Fosse (1959-) is Norway's most translated and celebrated playwright since Henrik Ibsen. He claims to have started writing "embarrasingly early" - at the age of 12, he once said in an interview. And he actually started writing before gaining a real interest in reading. He first wrote lyrics, poems and little stories. "When I left my childhood, I started experiencing a distance that I might have tried to lessen by writing. But it wasn't mainly writing I was doing that early. I played the guitar a lot, and also tried my hand at the fine arts. I saw myself very early as what I called an artist. A slightly ridiculous boy in Strandebarm," he said in the same interview.

Strandebarm in western Norway is where Fosse grew up. Today he lives in Bergen, and geographically, western Norway is also the landscape of his literature. The greatest art experiences of his childhood were with music, and he claims to bring his musical experience with him in his writing, concerned mainly with rhythm, sonority and story.

Fosse has written novels, poetry, drama, essays, children's books and a movie script. His first drama was And We Shall Never Part (1994). Originally, however, Fosse never planned on writing for the stage, but was encouraged to do so by a director friend who has later directed several of Fosse's plays.

Reading Fosse's theatre scripts in particular, one might be tempted to think of it as dull and overly repetitive. But seeing them come alive on stage is realising that this is how we speak to each other - the endless repetitions, the pausing and silences, the embarrassing, hurtful or delightful silences, the searching, so often in vain, to find the right words to express what we think, or what we think that we think. Fosse also demonstrates masterfully how we contradict ourselves and say we'll do something even while starting to do the opposite.

Jon Fosse has received numerous Norwegian awards and an Austrian Nestroy theatre award, his works have been translated into more than 20 languages, and his plays are performed all over Europe. In 2002 the French illustrator Pierre Duba made a graphic novel from the play Someone Is Going to Come (french: Quelqu'un va venir).
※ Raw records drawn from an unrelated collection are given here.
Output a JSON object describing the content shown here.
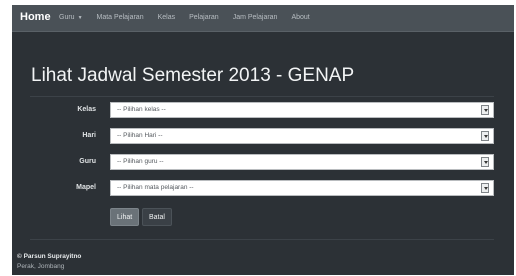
{
  "navbar": {
    "brand": "Home",
    "items": [
      {
        "label": "Guru",
        "has_dropdown": true
      },
      {
        "label": "Mata Pelajaran"
      },
      {
        "label": "Kelas"
      },
      {
        "label": "Pelajaran"
      },
      {
        "label": "Jam Pelajaran"
      },
      {
        "label": "About"
      }
    ],
    "dropdown_caret": "▼"
  },
  "page": {
    "title": "Lihat Jadwal Semester 2013 - GENAP"
  },
  "form": {
    "fields": [
      {
        "label": "Kelas",
        "selected": "-- Pilihan kelas --"
      },
      {
        "label": "Hari",
        "selected": "-- Pilihan Hari --"
      },
      {
        "label": "Guru",
        "selected": "-- Pilihan guru --"
      },
      {
        "label": "Mapel",
        "selected": "-- Pilihan mata pelajaran --"
      }
    ],
    "submit_label": "Lihat",
    "cancel_label": "Batal"
  },
  "footer": {
    "name": "© Parsun Suprayitno",
    "place": "Perak, Jombang"
  },
  "colors": {
    "background": "#2c3136",
    "navbar": "#4a5157",
    "primary_button": "#6a7278"
  }
}
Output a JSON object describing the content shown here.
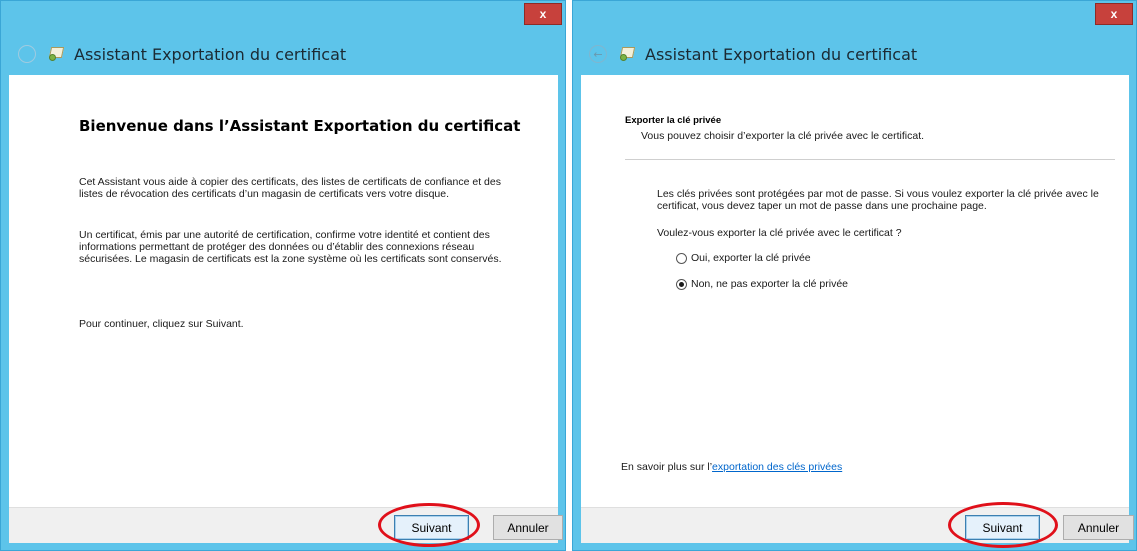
{
  "windows": {
    "left": {
      "close_glyph": "x",
      "back_glyph": "",
      "title": "Assistant Exportation du certificat",
      "heading": "Bienvenue dans l’Assistant Exportation du certificat",
      "paragraphs": [
        "Cet Assistant vous aide à copier des certificats, des listes de certificats de confiance et des listes de révocation des certificats d’un magasin de certificats vers votre disque.",
        "Un certificat, émis par une autorité de certification, confirme votre identité et contient des informations permettant de protéger des données ou d’établir des connexions réseau sécurisées. Le magasin de certificats est la zone système où les certificats sont conservés.",
        "Pour continuer, cliquez sur Suivant."
      ],
      "next_label": "Suivant",
      "cancel_label": "Annuler"
    },
    "right": {
      "close_glyph": "x",
      "back_glyph": "←",
      "title": "Assistant Exportation du certificat",
      "section_title": "Exporter la clé privée",
      "section_subtitle": "Vous pouvez choisir d’exporter la clé privée avec le certificat.",
      "info": "Les clés privées sont protégées par mot de passe. Si vous voulez exporter la clé privée avec le certificat, vous devez taper un mot de passe dans une prochaine page.",
      "question": "Voulez-vous exporter la clé privée avec le certificat ?",
      "options": [
        {
          "label": "Oui, exporter la clé privée",
          "selected": false
        },
        {
          "label": "Non, ne pas exporter la clé privée",
          "selected": true
        }
      ],
      "learn_more_prefix": "En savoir plus sur l’",
      "learn_more_link": "exportation des clés privées",
      "next_label": "Suivant",
      "cancel_label": "Annuler"
    }
  },
  "colors": {
    "titlebar": "#5dc4ea",
    "close_button": "#c7413c",
    "highlight_ellipse": "#e0101a",
    "link": "#0066cc"
  },
  "icons": {
    "back": "back-arrow-icon",
    "certificate": "certificate-icon",
    "close": "close-icon"
  }
}
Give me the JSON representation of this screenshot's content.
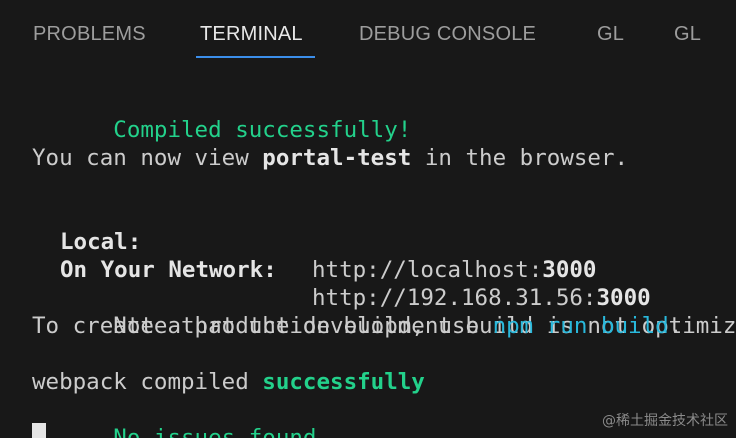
{
  "tabs": [
    {
      "label": "PROBLEMS",
      "active": false
    },
    {
      "label": "TERMINAL",
      "active": true
    },
    {
      "label": "DEBUG CONSOLE",
      "active": false
    },
    {
      "label": "GL",
      "active": false
    },
    {
      "label": "GL",
      "active": false
    }
  ],
  "terminal": {
    "compiled": "Compiled successfully!",
    "view_prefix": "You can now view ",
    "app_name": "portal-test",
    "view_suffix": " in the browser.",
    "local_label": "Local:",
    "local_url_base": "http://localhost:",
    "local_port": "3000",
    "network_label": "On Your Network:",
    "network_url_base": "http://192.168.31.56:",
    "network_port": "3000",
    "note_line1": "Note that the development build is not optimized.",
    "note_line2_prefix": "To create a production build, use ",
    "note_command": "npm run build",
    "note_line2_suffix": ".",
    "webpack_prefix": "webpack compiled ",
    "webpack_status": "successfully",
    "no_issues": "No issues found."
  },
  "watermark": "@稀土掘金技术社区",
  "colors": {
    "background": "#181818",
    "tab_active_underline": "#3b8eea",
    "success_green": "#23d18b",
    "command_cyan": "#29b8db",
    "text": "#cccccc"
  }
}
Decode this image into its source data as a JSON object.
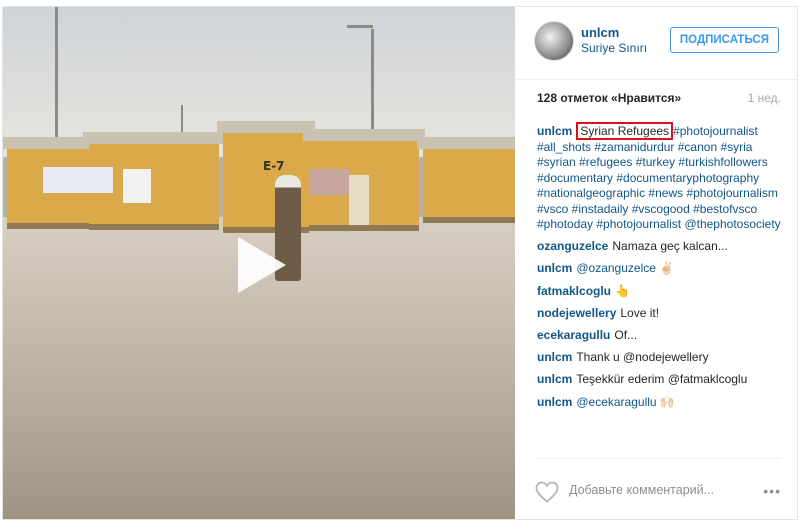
{
  "post": {
    "user": "unlcm",
    "location": "Suriye Sınırı",
    "follow_label": "ПОДПИСАТЬСЯ",
    "likes": "128 отметок «Нравится»",
    "time": "1 нед.",
    "video_sign": "E-7",
    "caption": {
      "author": "unlcm",
      "highlighted_text": "Syrian Refugees",
      "hashtags_line": "#photojournalist #all_shots #zamanidurdur #canon #syria #syrian #refugees #turkey #turkishfollowers #documentary #documentaryphotography #nationalgeographic #news #photojournalism #vsco #instadaily #vscogood #bestofvsco #photoday #photojournalist @thephotosociety"
    },
    "comments": [
      {
        "author": "ozanguzelce",
        "text": "Namaza geç kalcan..."
      },
      {
        "author": "unlcm",
        "text": "@ozanguzelce ✌🏻"
      },
      {
        "author": "fatmaklcoglu",
        "text": "👆"
      },
      {
        "author": "nodejewellery",
        "text": "Love it!"
      },
      {
        "author": "ecekaragullu",
        "text": "Of..."
      },
      {
        "author": "unlcm",
        "text": "Thank u @nodejewellery"
      },
      {
        "author": "unlcm",
        "text": "Teşekkür ederim @fatmaklcoglu"
      },
      {
        "author": "unlcm",
        "text": "@ecekaragullu 🙌🏻"
      }
    ],
    "add_comment_placeholder": "Добавьте комментарий...",
    "more_label": "•••"
  },
  "colors": {
    "link": "#125688",
    "follow_border": "#4090db",
    "highlight_box": "#e0101a"
  }
}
The boy:
I thought to myself that there is a place
where the children are all together before
they are born
Where the children are in their souls
But nevertheless they speak to one another
in their own way
a kind of angel language
(Looks at her, smiles)
And they ask themselves how bad it will probably be
Because they do not decide themselves
It is decided elsewhere where they will go
For one child after another it is decided
I'll come to Norway says one child
The girl:
What an imagination you have
(from The Name, 1995)